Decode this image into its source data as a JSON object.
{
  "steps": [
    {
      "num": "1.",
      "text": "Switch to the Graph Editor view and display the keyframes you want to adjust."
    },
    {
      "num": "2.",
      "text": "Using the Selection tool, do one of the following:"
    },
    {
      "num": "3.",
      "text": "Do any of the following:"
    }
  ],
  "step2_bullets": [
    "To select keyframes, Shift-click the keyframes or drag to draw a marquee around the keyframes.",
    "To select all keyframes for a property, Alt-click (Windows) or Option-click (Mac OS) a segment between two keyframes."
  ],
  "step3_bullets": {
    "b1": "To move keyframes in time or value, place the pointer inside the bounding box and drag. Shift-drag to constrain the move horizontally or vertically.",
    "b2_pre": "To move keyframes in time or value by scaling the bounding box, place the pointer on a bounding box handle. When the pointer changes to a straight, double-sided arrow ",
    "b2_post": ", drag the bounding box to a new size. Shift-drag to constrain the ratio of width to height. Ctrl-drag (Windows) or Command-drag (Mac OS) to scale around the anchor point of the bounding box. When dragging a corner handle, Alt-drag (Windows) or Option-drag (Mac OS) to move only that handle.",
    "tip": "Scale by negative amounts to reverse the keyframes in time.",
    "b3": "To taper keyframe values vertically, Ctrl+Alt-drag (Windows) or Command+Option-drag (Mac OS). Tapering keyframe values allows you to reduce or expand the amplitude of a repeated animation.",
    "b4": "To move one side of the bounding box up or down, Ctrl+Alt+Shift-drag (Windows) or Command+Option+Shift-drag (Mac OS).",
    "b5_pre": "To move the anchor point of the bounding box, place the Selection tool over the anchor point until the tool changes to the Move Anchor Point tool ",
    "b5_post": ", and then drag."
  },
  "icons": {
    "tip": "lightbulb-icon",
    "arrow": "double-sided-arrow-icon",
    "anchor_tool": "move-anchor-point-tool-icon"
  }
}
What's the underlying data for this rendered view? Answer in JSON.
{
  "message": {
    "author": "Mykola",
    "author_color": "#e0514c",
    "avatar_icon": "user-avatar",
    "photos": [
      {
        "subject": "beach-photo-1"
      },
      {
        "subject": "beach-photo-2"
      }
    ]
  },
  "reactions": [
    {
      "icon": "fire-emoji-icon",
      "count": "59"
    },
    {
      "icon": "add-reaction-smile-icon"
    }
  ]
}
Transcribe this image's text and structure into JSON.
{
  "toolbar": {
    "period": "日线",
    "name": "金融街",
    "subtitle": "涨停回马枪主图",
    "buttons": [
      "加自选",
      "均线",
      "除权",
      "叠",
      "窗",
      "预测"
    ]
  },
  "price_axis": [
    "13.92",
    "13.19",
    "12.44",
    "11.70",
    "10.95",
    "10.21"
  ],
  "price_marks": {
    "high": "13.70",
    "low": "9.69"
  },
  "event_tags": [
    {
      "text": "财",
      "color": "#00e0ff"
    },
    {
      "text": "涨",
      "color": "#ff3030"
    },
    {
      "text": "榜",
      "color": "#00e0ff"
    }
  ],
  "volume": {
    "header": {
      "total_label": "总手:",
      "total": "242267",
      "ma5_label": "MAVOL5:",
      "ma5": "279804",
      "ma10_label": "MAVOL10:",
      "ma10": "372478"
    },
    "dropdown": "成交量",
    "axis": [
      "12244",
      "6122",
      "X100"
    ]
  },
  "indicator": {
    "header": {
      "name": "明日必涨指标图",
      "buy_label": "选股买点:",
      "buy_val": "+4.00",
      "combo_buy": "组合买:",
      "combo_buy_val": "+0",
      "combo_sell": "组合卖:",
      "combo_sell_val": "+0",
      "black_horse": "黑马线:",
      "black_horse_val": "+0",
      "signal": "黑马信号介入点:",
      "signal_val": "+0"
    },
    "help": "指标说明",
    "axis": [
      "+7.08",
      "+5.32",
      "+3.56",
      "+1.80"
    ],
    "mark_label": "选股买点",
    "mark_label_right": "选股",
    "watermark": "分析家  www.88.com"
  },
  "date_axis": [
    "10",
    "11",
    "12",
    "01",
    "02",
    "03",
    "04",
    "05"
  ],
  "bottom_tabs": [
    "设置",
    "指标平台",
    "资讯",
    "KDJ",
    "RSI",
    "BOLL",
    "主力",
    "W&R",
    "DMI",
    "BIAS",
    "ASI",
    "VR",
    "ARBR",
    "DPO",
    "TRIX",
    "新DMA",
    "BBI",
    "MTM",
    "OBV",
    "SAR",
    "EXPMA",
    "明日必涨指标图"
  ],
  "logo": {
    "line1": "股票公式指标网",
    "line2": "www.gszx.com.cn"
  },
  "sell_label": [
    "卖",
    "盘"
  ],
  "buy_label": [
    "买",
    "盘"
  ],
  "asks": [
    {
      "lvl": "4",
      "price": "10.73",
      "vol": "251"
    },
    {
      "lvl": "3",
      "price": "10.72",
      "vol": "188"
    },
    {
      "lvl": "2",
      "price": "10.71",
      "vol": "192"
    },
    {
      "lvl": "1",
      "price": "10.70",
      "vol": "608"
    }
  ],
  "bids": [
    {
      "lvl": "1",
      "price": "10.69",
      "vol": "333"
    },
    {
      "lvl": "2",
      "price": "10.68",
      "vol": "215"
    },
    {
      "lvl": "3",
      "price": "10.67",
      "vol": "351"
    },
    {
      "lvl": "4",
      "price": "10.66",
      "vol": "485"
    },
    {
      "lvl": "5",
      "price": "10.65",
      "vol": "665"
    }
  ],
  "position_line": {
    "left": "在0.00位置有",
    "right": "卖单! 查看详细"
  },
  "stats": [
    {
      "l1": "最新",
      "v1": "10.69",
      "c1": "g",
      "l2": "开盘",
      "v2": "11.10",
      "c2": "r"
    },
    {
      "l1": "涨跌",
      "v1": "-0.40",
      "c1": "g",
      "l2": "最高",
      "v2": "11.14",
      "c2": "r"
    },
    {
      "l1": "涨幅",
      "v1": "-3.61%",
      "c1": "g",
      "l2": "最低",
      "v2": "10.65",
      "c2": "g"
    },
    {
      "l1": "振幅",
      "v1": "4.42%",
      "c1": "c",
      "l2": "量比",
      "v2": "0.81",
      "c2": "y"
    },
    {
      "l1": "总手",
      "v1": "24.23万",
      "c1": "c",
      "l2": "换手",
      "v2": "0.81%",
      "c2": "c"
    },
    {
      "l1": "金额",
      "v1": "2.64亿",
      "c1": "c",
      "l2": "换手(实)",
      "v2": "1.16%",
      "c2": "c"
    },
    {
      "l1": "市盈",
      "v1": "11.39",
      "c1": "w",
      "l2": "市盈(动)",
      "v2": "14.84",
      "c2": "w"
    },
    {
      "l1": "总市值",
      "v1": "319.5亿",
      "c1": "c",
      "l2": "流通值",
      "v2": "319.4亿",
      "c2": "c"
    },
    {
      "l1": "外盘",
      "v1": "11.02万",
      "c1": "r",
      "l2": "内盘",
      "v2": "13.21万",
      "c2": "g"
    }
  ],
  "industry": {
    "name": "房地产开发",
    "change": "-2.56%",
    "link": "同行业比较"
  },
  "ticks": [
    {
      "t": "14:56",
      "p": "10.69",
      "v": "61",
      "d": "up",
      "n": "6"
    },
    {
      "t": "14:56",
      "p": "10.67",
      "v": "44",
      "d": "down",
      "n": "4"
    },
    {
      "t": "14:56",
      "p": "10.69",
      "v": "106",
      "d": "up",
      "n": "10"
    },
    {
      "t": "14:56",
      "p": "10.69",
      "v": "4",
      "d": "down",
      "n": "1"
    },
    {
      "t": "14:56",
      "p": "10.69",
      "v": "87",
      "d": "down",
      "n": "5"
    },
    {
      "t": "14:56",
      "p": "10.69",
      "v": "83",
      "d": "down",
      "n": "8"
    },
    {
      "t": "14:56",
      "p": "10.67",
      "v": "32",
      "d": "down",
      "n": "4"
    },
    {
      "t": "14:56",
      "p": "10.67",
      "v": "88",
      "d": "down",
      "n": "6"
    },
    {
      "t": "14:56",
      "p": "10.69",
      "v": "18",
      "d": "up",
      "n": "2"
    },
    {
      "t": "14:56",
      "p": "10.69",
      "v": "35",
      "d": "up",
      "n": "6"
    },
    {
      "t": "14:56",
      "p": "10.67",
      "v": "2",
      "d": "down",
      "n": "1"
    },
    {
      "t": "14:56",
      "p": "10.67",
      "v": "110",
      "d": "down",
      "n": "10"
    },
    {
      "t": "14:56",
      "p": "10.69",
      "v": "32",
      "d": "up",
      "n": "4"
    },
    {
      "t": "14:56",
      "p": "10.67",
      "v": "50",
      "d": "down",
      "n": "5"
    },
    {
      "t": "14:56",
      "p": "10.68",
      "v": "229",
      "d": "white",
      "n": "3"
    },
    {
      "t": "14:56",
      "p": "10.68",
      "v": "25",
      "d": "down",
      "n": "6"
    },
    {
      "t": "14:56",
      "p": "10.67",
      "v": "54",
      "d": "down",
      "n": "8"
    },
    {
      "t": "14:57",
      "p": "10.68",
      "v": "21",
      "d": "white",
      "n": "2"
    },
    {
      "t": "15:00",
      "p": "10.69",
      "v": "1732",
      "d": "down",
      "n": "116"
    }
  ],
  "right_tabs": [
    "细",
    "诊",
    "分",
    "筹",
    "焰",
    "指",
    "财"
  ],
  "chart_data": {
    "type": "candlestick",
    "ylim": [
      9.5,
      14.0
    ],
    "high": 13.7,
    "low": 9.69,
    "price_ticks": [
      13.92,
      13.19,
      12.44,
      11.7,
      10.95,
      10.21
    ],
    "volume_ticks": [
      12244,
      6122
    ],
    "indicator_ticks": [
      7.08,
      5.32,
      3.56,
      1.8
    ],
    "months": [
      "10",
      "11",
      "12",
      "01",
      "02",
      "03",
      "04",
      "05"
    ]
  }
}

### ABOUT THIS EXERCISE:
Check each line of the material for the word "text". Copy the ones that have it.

### FINAL ANSWER:
      "text": "Switch to the Graph Editor view and display the keyframes you want to adjust."
      "text": "Using the Selection tool, do one of the following:"
      "text": "Do any of the following:"
Transcribe this image's text and structure into JSON.
      "text": "财",
      "text": "涨",
      "text": "榜",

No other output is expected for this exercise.